• [ASSIGNMENT]:
From start to finish, set down the entries below exactly, leaving out the pictures.

• [RECORDED INFORMATION]:

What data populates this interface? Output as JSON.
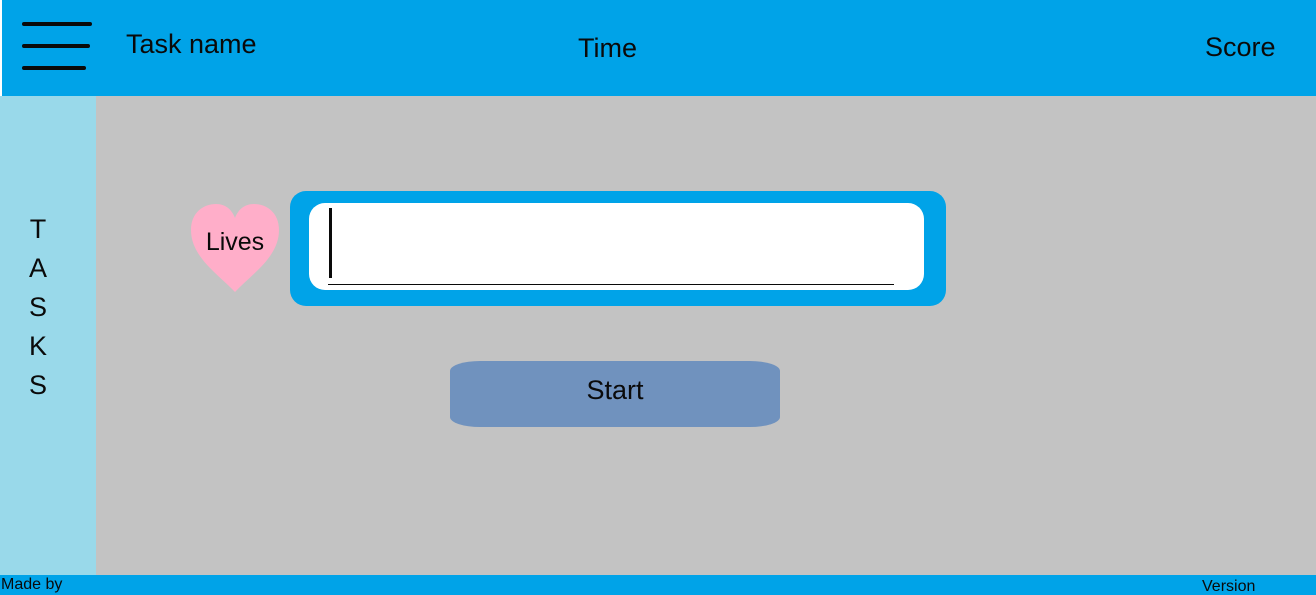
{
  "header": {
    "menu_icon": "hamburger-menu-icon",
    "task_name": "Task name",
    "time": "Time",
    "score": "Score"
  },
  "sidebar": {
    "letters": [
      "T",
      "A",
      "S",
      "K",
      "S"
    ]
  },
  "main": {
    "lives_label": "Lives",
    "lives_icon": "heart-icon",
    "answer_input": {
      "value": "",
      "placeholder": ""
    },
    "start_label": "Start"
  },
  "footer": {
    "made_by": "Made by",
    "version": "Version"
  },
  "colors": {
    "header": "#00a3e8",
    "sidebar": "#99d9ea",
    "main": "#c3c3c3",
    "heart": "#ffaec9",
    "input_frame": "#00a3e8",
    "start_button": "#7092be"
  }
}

• [SOLUTION TO THIS EXERCISE]:
What data populates this interface? Output as JSON.
{
  "header": {
    "menu_icon": "hamburger-menu-icon",
    "task_name": "Task name",
    "time": "Time",
    "score": "Score"
  },
  "sidebar": {
    "letters": [
      "T",
      "A",
      "S",
      "K",
      "S"
    ]
  },
  "main": {
    "lives_label": "Lives",
    "lives_icon": "heart-icon",
    "answer_input": {
      "value": "",
      "placeholder": ""
    },
    "start_label": "Start"
  },
  "footer": {
    "made_by": "Made by",
    "version": "Version"
  },
  "colors": {
    "header": "#00a3e8",
    "sidebar": "#99d9ea",
    "main": "#c3c3c3",
    "heart": "#ffaec9",
    "input_frame": "#00a3e8",
    "start_button": "#7092be"
  }
}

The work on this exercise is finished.